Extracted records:
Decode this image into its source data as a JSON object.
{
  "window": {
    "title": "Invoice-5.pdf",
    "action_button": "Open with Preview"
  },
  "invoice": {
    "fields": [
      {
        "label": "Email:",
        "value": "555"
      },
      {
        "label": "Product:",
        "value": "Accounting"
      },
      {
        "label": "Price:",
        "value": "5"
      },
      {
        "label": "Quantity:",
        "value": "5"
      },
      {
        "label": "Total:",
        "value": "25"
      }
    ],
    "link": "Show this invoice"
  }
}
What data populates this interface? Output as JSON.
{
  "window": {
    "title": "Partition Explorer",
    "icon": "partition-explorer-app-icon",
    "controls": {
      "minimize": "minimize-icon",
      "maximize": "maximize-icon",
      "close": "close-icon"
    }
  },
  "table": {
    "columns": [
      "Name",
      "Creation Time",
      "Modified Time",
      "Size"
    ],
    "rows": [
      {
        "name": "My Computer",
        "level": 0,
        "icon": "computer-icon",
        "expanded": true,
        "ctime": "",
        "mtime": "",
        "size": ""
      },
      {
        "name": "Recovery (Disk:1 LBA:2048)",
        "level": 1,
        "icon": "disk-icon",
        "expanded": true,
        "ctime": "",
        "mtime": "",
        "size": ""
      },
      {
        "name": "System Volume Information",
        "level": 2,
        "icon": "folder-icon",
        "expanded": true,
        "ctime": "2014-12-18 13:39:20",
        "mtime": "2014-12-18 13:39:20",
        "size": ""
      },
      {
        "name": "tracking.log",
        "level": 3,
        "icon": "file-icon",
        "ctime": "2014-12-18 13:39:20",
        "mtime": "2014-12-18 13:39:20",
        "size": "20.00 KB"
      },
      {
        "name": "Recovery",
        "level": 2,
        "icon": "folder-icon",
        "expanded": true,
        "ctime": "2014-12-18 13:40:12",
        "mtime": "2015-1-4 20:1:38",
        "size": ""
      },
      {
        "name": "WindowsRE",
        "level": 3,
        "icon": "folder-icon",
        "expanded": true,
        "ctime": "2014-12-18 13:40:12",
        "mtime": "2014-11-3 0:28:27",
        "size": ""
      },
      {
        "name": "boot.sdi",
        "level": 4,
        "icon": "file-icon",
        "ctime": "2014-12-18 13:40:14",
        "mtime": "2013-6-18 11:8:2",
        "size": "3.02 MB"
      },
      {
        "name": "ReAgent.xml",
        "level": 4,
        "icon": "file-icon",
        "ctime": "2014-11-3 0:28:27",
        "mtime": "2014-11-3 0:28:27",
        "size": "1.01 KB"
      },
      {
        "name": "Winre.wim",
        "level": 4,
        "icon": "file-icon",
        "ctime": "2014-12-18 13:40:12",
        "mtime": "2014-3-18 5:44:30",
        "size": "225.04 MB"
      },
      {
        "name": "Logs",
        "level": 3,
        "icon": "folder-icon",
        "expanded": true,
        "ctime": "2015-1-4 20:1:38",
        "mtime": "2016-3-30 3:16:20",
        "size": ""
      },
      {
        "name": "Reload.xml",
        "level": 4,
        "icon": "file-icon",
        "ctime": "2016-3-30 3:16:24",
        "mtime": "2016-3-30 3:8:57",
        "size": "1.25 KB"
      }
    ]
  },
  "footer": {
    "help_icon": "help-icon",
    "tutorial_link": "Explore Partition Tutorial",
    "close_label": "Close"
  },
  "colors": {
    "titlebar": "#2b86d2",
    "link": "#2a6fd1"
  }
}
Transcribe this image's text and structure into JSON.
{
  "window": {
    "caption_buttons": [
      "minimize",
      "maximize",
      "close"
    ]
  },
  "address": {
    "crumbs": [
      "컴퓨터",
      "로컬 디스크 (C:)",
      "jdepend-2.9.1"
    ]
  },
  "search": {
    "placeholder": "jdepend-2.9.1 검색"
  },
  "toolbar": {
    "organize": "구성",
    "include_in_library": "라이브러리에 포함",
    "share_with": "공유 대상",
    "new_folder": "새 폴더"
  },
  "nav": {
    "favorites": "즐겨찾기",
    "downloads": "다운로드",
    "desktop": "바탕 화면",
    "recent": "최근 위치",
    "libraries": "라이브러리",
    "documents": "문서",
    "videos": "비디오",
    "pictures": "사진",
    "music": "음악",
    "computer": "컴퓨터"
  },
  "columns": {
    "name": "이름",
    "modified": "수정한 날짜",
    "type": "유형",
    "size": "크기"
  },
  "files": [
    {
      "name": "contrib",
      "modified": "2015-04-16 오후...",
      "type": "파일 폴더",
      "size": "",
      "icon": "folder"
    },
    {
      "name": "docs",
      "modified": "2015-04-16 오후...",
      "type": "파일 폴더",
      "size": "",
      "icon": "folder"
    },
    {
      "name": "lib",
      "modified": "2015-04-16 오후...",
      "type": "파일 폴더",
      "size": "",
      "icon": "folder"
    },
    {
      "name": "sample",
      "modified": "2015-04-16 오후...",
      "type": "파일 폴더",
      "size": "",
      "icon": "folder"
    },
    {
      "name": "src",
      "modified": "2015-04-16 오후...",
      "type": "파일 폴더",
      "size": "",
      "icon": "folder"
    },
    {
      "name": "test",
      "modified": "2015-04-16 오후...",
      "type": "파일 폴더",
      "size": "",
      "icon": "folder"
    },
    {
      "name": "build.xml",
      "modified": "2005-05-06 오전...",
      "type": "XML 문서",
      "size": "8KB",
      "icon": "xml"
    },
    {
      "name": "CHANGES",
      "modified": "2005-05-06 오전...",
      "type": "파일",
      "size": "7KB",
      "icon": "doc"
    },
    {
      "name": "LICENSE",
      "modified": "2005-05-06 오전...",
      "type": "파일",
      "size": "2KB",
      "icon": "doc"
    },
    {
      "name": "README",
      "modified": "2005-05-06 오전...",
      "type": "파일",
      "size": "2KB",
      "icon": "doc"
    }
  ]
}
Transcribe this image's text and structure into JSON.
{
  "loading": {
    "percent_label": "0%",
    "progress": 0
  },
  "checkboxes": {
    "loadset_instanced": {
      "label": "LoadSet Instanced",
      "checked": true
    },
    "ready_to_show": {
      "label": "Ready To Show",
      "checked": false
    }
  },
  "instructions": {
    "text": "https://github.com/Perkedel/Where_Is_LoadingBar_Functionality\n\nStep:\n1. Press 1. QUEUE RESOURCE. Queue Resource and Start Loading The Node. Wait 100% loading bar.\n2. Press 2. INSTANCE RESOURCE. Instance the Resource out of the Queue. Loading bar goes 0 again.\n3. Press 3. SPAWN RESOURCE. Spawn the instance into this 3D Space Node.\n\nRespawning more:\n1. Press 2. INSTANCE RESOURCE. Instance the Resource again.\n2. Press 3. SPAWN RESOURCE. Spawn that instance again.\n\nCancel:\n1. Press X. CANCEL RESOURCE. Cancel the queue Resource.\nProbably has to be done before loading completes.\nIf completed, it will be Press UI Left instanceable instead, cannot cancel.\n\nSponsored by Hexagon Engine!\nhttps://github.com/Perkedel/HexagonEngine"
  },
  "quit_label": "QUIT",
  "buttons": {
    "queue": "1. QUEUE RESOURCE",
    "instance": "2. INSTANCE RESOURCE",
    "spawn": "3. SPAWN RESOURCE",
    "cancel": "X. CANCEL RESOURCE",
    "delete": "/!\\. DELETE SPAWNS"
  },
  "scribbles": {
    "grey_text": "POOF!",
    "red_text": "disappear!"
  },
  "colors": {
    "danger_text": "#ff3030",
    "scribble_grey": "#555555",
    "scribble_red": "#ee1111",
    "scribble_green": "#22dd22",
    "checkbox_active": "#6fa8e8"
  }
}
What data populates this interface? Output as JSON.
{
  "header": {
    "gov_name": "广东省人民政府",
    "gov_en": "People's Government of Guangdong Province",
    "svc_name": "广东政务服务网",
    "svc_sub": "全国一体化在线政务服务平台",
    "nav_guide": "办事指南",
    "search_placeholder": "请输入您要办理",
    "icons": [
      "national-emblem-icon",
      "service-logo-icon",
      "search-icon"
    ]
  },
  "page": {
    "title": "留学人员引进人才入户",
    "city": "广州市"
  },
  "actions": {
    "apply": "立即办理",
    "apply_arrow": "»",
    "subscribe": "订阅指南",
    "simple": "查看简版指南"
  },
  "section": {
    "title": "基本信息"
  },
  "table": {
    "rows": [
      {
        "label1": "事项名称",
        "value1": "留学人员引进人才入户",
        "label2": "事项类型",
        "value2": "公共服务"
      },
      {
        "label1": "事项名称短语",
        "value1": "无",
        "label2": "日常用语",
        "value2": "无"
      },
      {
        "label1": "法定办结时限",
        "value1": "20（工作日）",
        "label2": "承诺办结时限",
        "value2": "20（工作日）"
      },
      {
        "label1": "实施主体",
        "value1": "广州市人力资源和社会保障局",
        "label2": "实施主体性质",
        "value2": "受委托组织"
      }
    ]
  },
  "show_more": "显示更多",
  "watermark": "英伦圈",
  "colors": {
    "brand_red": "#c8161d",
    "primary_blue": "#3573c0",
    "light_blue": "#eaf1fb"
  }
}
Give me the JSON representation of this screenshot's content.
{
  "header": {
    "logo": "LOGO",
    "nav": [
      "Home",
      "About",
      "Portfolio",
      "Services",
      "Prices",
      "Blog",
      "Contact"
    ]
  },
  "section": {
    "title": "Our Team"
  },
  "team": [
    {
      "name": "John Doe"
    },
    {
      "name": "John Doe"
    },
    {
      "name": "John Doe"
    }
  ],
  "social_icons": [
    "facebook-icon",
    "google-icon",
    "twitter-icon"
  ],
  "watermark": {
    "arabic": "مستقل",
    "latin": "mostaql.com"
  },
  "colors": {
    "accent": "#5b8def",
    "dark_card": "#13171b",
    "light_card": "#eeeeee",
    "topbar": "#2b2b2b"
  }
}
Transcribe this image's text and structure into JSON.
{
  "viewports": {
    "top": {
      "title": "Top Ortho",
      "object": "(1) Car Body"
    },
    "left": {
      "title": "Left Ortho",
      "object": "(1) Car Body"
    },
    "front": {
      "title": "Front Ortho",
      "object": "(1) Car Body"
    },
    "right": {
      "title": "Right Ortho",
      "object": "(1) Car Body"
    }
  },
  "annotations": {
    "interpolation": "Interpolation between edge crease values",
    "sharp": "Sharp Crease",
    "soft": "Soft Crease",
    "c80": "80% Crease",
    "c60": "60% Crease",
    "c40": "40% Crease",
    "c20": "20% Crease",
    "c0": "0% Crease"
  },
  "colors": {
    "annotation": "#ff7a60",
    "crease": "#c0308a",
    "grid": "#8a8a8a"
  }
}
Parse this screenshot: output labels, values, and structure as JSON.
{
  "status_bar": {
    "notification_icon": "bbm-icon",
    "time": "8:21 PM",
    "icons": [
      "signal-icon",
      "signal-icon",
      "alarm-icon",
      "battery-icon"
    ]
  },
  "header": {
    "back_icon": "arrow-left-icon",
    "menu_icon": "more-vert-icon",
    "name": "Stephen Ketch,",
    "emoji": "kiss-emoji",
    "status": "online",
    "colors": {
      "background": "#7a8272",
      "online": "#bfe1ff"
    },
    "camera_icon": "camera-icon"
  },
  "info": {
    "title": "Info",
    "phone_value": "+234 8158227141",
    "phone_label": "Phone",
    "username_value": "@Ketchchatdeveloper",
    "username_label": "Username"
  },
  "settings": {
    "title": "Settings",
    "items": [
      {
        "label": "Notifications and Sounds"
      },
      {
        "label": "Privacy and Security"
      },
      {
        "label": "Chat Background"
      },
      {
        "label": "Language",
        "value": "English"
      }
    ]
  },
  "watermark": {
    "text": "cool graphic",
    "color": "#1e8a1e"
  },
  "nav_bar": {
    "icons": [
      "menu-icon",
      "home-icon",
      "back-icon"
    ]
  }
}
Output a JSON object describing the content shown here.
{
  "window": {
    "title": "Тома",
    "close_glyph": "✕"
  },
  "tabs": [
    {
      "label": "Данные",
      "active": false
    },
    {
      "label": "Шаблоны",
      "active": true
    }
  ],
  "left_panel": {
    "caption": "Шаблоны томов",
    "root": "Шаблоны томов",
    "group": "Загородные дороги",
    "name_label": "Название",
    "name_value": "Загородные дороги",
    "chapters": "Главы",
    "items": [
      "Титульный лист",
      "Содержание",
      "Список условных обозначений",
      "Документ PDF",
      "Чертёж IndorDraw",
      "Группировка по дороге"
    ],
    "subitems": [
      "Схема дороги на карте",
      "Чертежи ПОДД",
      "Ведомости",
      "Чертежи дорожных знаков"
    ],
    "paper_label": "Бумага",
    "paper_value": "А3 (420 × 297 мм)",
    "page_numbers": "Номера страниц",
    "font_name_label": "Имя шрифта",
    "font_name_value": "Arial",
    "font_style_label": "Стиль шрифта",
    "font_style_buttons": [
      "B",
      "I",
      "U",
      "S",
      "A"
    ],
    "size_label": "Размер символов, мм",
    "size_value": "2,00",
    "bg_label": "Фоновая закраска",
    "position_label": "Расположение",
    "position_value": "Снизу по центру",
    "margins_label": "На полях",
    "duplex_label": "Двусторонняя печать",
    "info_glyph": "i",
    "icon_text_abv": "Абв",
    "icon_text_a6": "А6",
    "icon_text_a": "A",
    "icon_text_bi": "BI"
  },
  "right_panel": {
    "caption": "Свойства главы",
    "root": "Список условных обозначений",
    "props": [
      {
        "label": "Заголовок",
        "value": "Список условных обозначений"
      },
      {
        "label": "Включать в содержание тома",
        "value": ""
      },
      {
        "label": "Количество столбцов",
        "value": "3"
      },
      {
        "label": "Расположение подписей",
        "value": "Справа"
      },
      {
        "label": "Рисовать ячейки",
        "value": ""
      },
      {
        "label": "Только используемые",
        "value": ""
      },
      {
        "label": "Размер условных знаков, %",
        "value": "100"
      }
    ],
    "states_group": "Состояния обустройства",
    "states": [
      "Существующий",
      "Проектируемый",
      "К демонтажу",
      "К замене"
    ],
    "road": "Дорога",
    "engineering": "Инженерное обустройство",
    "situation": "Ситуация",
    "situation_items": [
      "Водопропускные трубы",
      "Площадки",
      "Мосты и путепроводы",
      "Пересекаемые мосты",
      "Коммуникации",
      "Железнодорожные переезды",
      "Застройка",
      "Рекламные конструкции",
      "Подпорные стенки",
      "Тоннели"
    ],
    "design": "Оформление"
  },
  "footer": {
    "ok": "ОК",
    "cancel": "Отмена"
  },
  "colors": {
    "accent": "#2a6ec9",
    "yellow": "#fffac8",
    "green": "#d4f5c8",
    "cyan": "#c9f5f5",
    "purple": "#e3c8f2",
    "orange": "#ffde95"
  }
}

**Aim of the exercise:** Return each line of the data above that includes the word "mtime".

**Problem solution:**
        "mtime": "",
        "mtime": "",
        "mtime": "2014-12-18 13:39:20",
        "mtime": "2014-12-18 13:39:20",
        "mtime": "2015-1-4 20:1:38",
        "mtime": "2014-11-3 0:28:27",
        "mtime": "2013-6-18 11:8:2",
        "mtime": "2014-11-3 0:28:27",
        "mtime": "2014-3-18 5:44:30",
        "mtime": "2016-3-30 3:16:20",
        "mtime": "2016-3-30 3:8:57",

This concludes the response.